This is a video taken on 10 January 2011 in Dent Street, Toowoomba, on the day that John Tyson lost his wife and son in an inland tsunami.
The man being rescued is Edward Robert William Spark.
This is he.
Edward is the fella who gave two contradictory statements about what happened on the day that John Tyson had his heart ripped out.
He’s the bloke who saved the Assistant Commissioner of Queensland Police’s career.
Temporarily at least.
Edward – known to his mates as Sparky – didn’t have a clue about what he was doing when Detective Inspector Mark Ainsworth bowled in from Brisbane, put his hand on his shoulder and whispered in his ear that if he knew what was good for him he might want to waltz down to the station and make a second statement about his recollection of events on the day that Donna and Jordan Rice died, because the first one he had given simply made too much sense,
Sparky isn’t the sharpest tool in the shed, but he was bright enough to know that what was good for him was keeping the coppers onside, because after driving his car through some mugs fence on 29 December 2010, and then bragging about it on Facebook, his best mate Johnny Wheeler had been done for dangerous driving while unlicensed, unregistered, disqualified, and in all likelihood as high as a kite, although we will never know because Johnny didn’t hang around to get breath tested, he took the bolt.
Johnny knows what’s good for him. He just doesn’t care, because he did it again just a few weeks later when he and a mate pinched a car, doctored the plates, took it for a thrash out Warwick way.
He wasn’t the best driver in the world our Johnny, but the glass pipe and the crystal meth made him think he was, so he took the hairpin turn around the railway line at Nobby while going about 150kmh.
Predictably – to anyone not on ice at least – Johnny lost it around the bend and flipped the car, totally trashing it along the way. Once more he took the bolt, this time followed by his unidentified passenger and partner in crime, whose name just may have been Edward Robert William Spark, but we can’t confirm that because when the coppers caught Johnny a week or so later – after he’d pinched yet another car, this time with a 16 year old mate, and been caught – he never coughed up a name.
Or perhaps Johnny did. Who knows? Whatever you prefer.
What we do know is that Johnny was due in court for sentencing just 10 days after D.I. Mark Ainsworth – the older brother of my team-mate from the 1982 under 14 Super A premiership winning Valley Diehards super team, he played second row I wore number 1, quite appropriately too – came a’knocking and told Sparky that they needed to have a quiet chat about how he made a few mistakes in his first statement about the flood, and in all likelihood reminded him that police were still looking for that passenger from the stolen car that flipped on the railway, and gee the bloke’s description looks like you.

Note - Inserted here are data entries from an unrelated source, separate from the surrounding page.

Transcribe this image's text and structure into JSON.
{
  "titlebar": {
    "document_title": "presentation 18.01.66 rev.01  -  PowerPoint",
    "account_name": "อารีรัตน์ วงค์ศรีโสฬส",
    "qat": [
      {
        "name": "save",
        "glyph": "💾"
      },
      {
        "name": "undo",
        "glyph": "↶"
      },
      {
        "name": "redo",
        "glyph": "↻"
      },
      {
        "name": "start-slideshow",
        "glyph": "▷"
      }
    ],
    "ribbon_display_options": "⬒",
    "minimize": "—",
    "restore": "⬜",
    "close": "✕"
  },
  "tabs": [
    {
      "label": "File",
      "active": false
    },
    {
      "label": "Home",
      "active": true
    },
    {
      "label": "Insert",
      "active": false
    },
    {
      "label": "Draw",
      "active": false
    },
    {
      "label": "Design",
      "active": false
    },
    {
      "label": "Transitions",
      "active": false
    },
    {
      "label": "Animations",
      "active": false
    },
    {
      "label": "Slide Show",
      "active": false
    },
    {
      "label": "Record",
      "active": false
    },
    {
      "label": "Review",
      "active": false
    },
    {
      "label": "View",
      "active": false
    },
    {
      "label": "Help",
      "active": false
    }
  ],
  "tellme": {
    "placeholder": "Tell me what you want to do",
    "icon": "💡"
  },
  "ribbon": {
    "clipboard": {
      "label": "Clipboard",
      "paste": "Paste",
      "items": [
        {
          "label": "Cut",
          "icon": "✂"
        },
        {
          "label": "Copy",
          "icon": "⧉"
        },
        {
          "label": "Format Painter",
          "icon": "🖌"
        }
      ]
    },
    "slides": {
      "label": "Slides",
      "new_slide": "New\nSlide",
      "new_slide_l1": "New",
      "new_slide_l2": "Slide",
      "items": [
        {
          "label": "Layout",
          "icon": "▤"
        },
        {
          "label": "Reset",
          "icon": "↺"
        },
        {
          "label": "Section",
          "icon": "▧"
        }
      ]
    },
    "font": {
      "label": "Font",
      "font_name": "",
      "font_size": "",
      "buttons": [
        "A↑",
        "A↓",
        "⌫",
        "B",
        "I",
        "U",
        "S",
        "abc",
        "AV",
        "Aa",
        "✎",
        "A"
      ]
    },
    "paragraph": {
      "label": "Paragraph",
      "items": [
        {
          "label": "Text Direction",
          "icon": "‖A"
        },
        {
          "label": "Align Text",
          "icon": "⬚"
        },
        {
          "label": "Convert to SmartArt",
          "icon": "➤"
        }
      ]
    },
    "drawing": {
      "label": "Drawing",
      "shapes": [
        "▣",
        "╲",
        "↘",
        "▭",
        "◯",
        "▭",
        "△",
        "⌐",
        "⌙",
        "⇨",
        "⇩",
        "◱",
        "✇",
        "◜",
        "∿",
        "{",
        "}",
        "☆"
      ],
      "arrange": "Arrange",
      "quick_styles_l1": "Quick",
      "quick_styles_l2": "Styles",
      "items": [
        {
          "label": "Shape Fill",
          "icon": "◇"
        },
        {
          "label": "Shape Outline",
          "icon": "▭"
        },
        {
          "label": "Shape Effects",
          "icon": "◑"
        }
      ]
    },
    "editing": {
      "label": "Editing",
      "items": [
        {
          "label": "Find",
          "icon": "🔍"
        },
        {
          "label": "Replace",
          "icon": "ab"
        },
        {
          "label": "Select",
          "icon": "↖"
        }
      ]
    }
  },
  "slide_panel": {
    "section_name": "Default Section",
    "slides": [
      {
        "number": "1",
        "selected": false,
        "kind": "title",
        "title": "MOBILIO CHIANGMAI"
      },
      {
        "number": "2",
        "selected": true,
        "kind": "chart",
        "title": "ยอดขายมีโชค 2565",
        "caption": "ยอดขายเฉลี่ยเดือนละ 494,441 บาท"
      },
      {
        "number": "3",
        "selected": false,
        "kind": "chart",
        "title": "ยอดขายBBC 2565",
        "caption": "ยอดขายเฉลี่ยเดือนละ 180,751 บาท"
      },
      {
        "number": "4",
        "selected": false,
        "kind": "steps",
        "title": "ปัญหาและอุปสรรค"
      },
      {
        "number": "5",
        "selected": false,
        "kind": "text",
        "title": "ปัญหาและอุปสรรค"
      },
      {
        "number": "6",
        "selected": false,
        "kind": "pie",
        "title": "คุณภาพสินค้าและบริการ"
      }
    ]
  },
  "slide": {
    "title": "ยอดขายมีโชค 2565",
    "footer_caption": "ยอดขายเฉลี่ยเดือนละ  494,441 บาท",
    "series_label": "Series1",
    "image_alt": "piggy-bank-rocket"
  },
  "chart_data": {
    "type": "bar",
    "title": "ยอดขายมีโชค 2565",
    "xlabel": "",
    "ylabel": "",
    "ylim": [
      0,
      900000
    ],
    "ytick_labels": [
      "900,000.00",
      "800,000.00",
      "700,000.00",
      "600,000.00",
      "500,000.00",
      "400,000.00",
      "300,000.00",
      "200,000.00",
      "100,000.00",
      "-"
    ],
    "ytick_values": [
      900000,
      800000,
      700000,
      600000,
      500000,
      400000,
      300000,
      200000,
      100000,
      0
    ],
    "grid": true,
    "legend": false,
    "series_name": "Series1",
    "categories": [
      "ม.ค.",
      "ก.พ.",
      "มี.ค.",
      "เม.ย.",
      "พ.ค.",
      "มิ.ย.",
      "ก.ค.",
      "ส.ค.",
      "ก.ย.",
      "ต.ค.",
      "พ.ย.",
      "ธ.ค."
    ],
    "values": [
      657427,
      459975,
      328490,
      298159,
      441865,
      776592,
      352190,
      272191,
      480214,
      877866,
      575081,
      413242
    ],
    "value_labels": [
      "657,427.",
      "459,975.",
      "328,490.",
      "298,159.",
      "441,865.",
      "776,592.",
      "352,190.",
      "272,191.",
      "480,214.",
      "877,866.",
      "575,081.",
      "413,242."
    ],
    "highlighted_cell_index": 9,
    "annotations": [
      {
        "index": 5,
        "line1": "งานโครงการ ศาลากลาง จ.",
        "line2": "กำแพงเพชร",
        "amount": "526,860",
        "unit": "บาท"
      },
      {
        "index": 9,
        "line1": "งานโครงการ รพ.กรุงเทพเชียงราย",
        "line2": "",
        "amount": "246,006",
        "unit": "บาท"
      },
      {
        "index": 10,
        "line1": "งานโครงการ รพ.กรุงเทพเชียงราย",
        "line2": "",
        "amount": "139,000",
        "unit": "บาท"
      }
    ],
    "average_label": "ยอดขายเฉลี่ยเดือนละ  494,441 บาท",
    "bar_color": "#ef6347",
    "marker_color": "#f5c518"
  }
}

Sparky knew what was good for him.
He made a second statement.
It was completely different from the first – as I am about to explain in the next story – but Sparky didn’t care because it wasn’t his story anyway.
The cops had written it, using words he didn’t really understand, but they said it was what the doctor ordered, and that if the doctor was happy then passengers in rolled stolen cars became invisible, and that was all Sparky needed to hear.
So he signed the statement D.I. Ainsworth had so kindly made up and written down for him and toddled off back to Crows Nest, and that was the end of that.
Until now anyway.